The New York Times calls Pennsylvania a “toss up state.” Others have tagged it a “battleground state” and even a “swing state.” Electoral labels aside, Pennsylvania’s 20 electoral votes comprise the second largest prize among the competitive states. Not surprisingly, both presidential campaigns seem to be taking the state seriously despite Barack Obama’s approximate 8-point lead and a string of Democratic victories stretching back to 1988.

But if the Keystone State is in play now, it may not be for long once an impending Supreme Court decision is handed down.

Shortly, the U.S. Supreme Court is expected to announce whether the Affordable Care Act (also known as Obama Care) passes constitutional scrutiny. Most observers expect some or the entire act to be struck down. If this happens the electoral implications will be profound. In fact, striking down all or major portions of the health care law could reshape the ongoing presidential race in ways only now dimly perceived.

Exactly why this is so requires explanation and history provides it. Indeed, American history offers a compelling lesson: in analogous situations to the health care debate: the losing side in major court cases often becomes energized while the winning side often becomes complacent. The nation’s long running legal debate over abortion exemplifies this pattern, although it has existed as far back as ante-bellum Civil War times. Many of the transformative issues of American national life including prohibition, women’s suffrage and even slavery illustrate the principle.

Applying this lesson to health care means a Democratic loss in the Supreme Court could inject a powerful shot of adrenaline into a largely apathetic Democratic Party base. At the same time it would probably undercut the GOP enthusiasm that has been so massively mobilized by opposition to Obama’s healthcare plan.

The converse, while unlikely, is true also. If the Supreme Court does uphold Obama care, it will be Republicans who are energized, with consequences equally as significant for the 2012 election. States now comfortably in Obama’s column could become toss-ups overnight.
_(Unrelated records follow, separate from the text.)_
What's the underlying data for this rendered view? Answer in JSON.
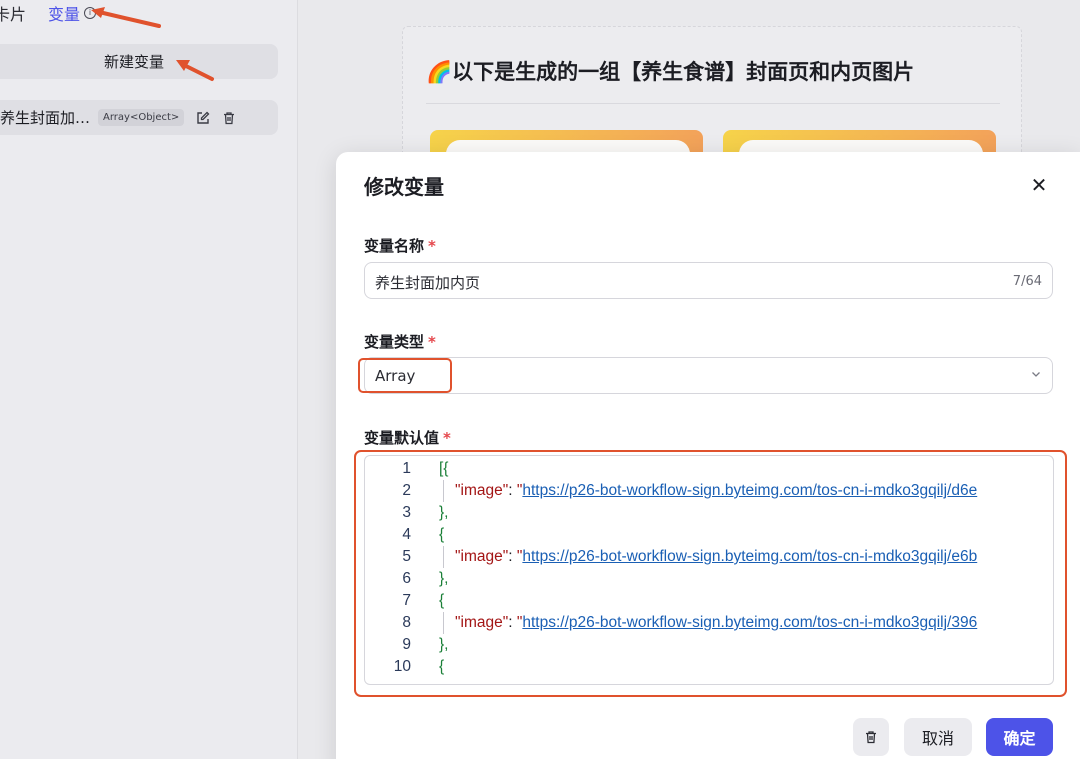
{
  "sidebar": {
    "tabs": [
      {
        "label": "卡片"
      },
      {
        "label": "变量"
      }
    ],
    "new_variable_label": "新建变量",
    "variable_item": {
      "name": "养生封面加…",
      "type": "Array<Object>"
    }
  },
  "preview": {
    "title": "🌈以下是生成的一组【养生食谱】封面页和内页图片"
  },
  "modal": {
    "title": "修改变量",
    "name_field": {
      "label": "变量名称",
      "required_mark": "*",
      "value": "养生封面加内页",
      "counter": "7/64"
    },
    "type_field": {
      "label": "变量类型",
      "required_mark": "*",
      "value": "Array"
    },
    "default_field": {
      "label": "变量默认值",
      "required_mark": "*",
      "lines": [
        {
          "num": "1",
          "kind": "open",
          "text": "[{"
        },
        {
          "num": "2",
          "kind": "entry",
          "key": "\"image\"",
          "colon": ": ",
          "quote": "\"",
          "url": "https://p26-bot-workflow-sign.byteimg.com/tos-cn-i-mdko3gqilj/d6e"
        },
        {
          "num": "3",
          "kind": "close",
          "text": "},"
        },
        {
          "num": "4",
          "kind": "open",
          "text": "{"
        },
        {
          "num": "5",
          "kind": "entry",
          "key": "\"image\"",
          "colon": ": ",
          "quote": "\"",
          "url": "https://p26-bot-workflow-sign.byteimg.com/tos-cn-i-mdko3gqilj/e6b"
        },
        {
          "num": "6",
          "kind": "close",
          "text": "},"
        },
        {
          "num": "7",
          "kind": "open",
          "text": "{"
        },
        {
          "num": "8",
          "kind": "entry",
          "key": "\"image\"",
          "colon": ": ",
          "quote": "\"",
          "url": "https://p26-bot-workflow-sign.byteimg.com/tos-cn-i-mdko3gqilj/396"
        },
        {
          "num": "9",
          "kind": "close",
          "text": "},"
        },
        {
          "num": "10",
          "kind": "open",
          "text": "{"
        }
      ]
    },
    "buttons": {
      "cancel": "取消",
      "confirm": "确定"
    }
  },
  "colors": {
    "accent": "#4d53e8",
    "highlight": "#e0522d"
  }
}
How can a single Supreme Court decision hold so much importance to an election? One way to answer this question is to examine the most recent Franklin & Marshall College Poll that asked Pennsylvania voters how they felt about Obama’s health care law.

Statewide, Pennsylvanians are actually divided somewhat evenly on Obama’s healthcare legislation, with about 46% in favor and 48% opposed. But this apparent divided opinion dissolves dramatically when one examines the data along party lines.
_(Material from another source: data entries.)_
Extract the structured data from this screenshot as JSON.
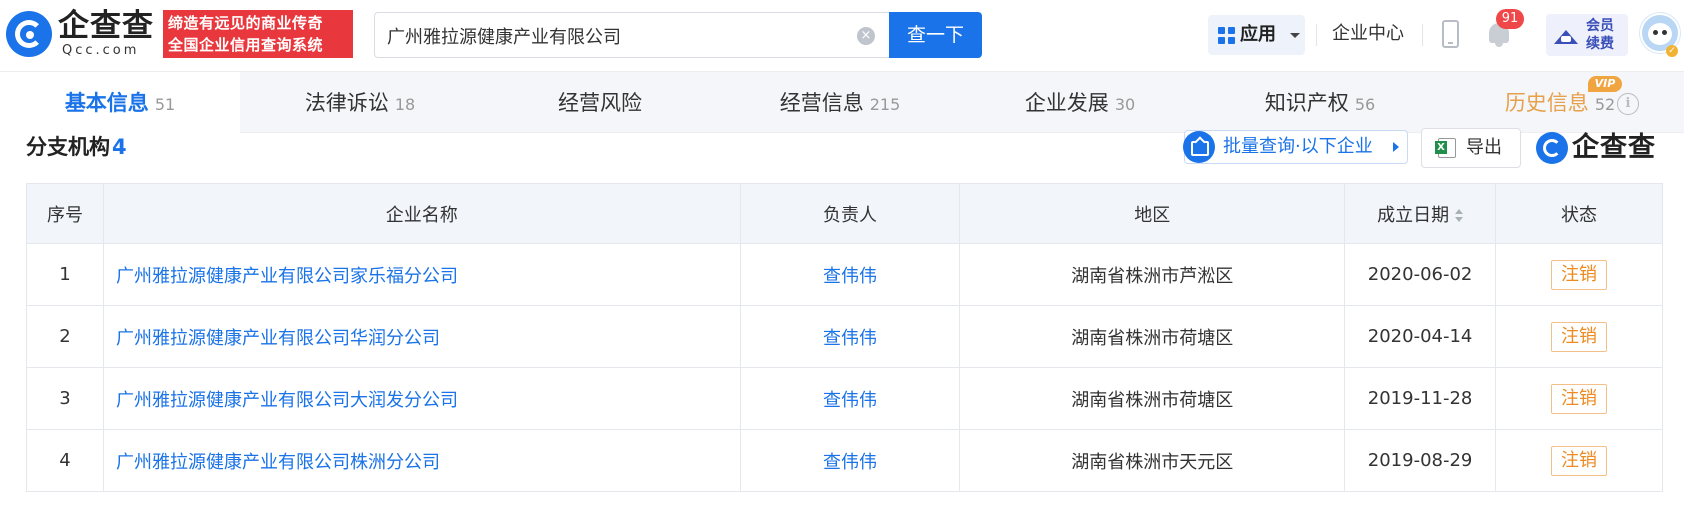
{
  "header": {
    "logo_name": "企查查",
    "logo_sub": "Qcc.com",
    "slogan_line1": "缔造有远见的商业传奇",
    "slogan_line2": "全国企业信用查询系统",
    "search_value": "广州雅拉源健康产业有限公司",
    "search_button": "查一下",
    "app_label": "应用",
    "enterprise_center": "企业中心",
    "notification_count": "91",
    "vip_line1": "会员",
    "vip_line2": "续费"
  },
  "tabs": [
    {
      "label": "基本信息",
      "count": "51"
    },
    {
      "label": "法律诉讼",
      "count": "18"
    },
    {
      "label": "经营风险",
      "count": ""
    },
    {
      "label": "经营信息",
      "count": "215"
    },
    {
      "label": "企业发展",
      "count": "30"
    },
    {
      "label": "知识产权",
      "count": "56"
    },
    {
      "label": "历史信息",
      "count": "52"
    }
  ],
  "vip_tag": "VIP",
  "section": {
    "title": "分支机构",
    "count": "4",
    "batch_button": "批量查询·以下企业",
    "export_button": "导出",
    "logo_text": "企查查"
  },
  "table": {
    "headers": [
      "序号",
      "企业名称",
      "负责人",
      "地区",
      "成立日期",
      "状态"
    ],
    "rows": [
      {
        "no": "1",
        "name": "广州雅拉源健康产业有限公司家乐福分公司",
        "person": "查伟伟",
        "region": "湖南省株洲市芦淞区",
        "date": "2020-06-02",
        "status": "注销"
      },
      {
        "no": "2",
        "name": "广州雅拉源健康产业有限公司华润分公司",
        "person": "查伟伟",
        "region": "湖南省株洲市荷塘区",
        "date": "2020-04-14",
        "status": "注销"
      },
      {
        "no": "3",
        "name": "广州雅拉源健康产业有限公司大润发分公司",
        "person": "查伟伟",
        "region": "湖南省株洲市荷塘区",
        "date": "2019-11-28",
        "status": "注销"
      },
      {
        "no": "4",
        "name": "广州雅拉源健康产业有限公司株洲分公司",
        "person": "查伟伟",
        "region": "湖南省株洲市天元区",
        "date": "2019-08-29",
        "status": "注销"
      }
    ]
  }
}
Rarely, if ever, is there greater polarization along party lines than exists on this issue. In Pennsylvania eight in ten Republicans oppose the Affordable Care Act, but only about two in ten Democrats do.
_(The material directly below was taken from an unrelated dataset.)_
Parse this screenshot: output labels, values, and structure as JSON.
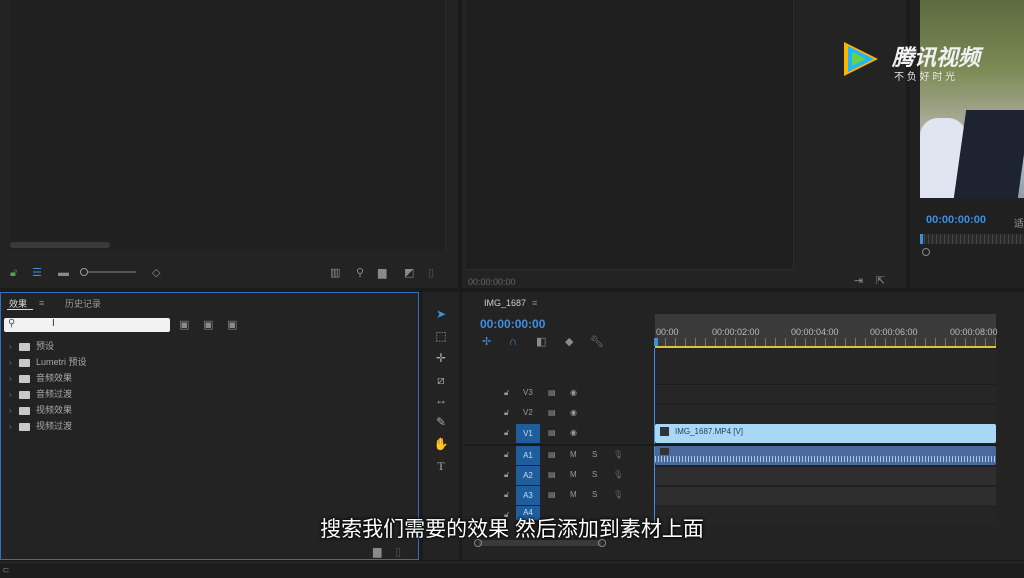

The sharp party polarization in Pennsylvania is roughly mirrored in national statistics. The Pew Research Center estimates that nationally 88% of Republicans disapprove of the law, while only 37% of Democrats disapprove.

Opposition to Obama care has been the GOP’s hot button issue in 2012. Consequently, if the Supreme Court scuttles it, the issue that has animated Republican voters more than any other will be mooted. Taking it off the table inevitably effects Republican turnout and support for Romney. How much is impossible to say. But by winning in the Supreme Court, some of the air goes out of the GOP electoral balloon.

Similarly it is impossible to know how much losing in the Supreme Court will motivate Democratic voters . The now relatively quiescent Democratic base, however, might respond vigorously. Certainly Democratic strategists will have new found opportunity to castigate Republicans over issues that have been moribund since Obama care was passed, including uninsured voters and lifetime spending limits.

What this means for Pennsylvania is that a race now seen as more and more winnable for Republicans may instead shift decisively toward Obama and the Democrats. What it means nationally is that a tight race gets tighter still.

Winning on health care reform could cost Republicans the presidency, while losing could give Democrats another term in the White House. If it turns out this way, it won’t be the first time in American history that winning a legal battle lost a political war.

Politically Uncorrected™ is published twice monthly, and previous columns can be viewed at http://politics.fandm.edu.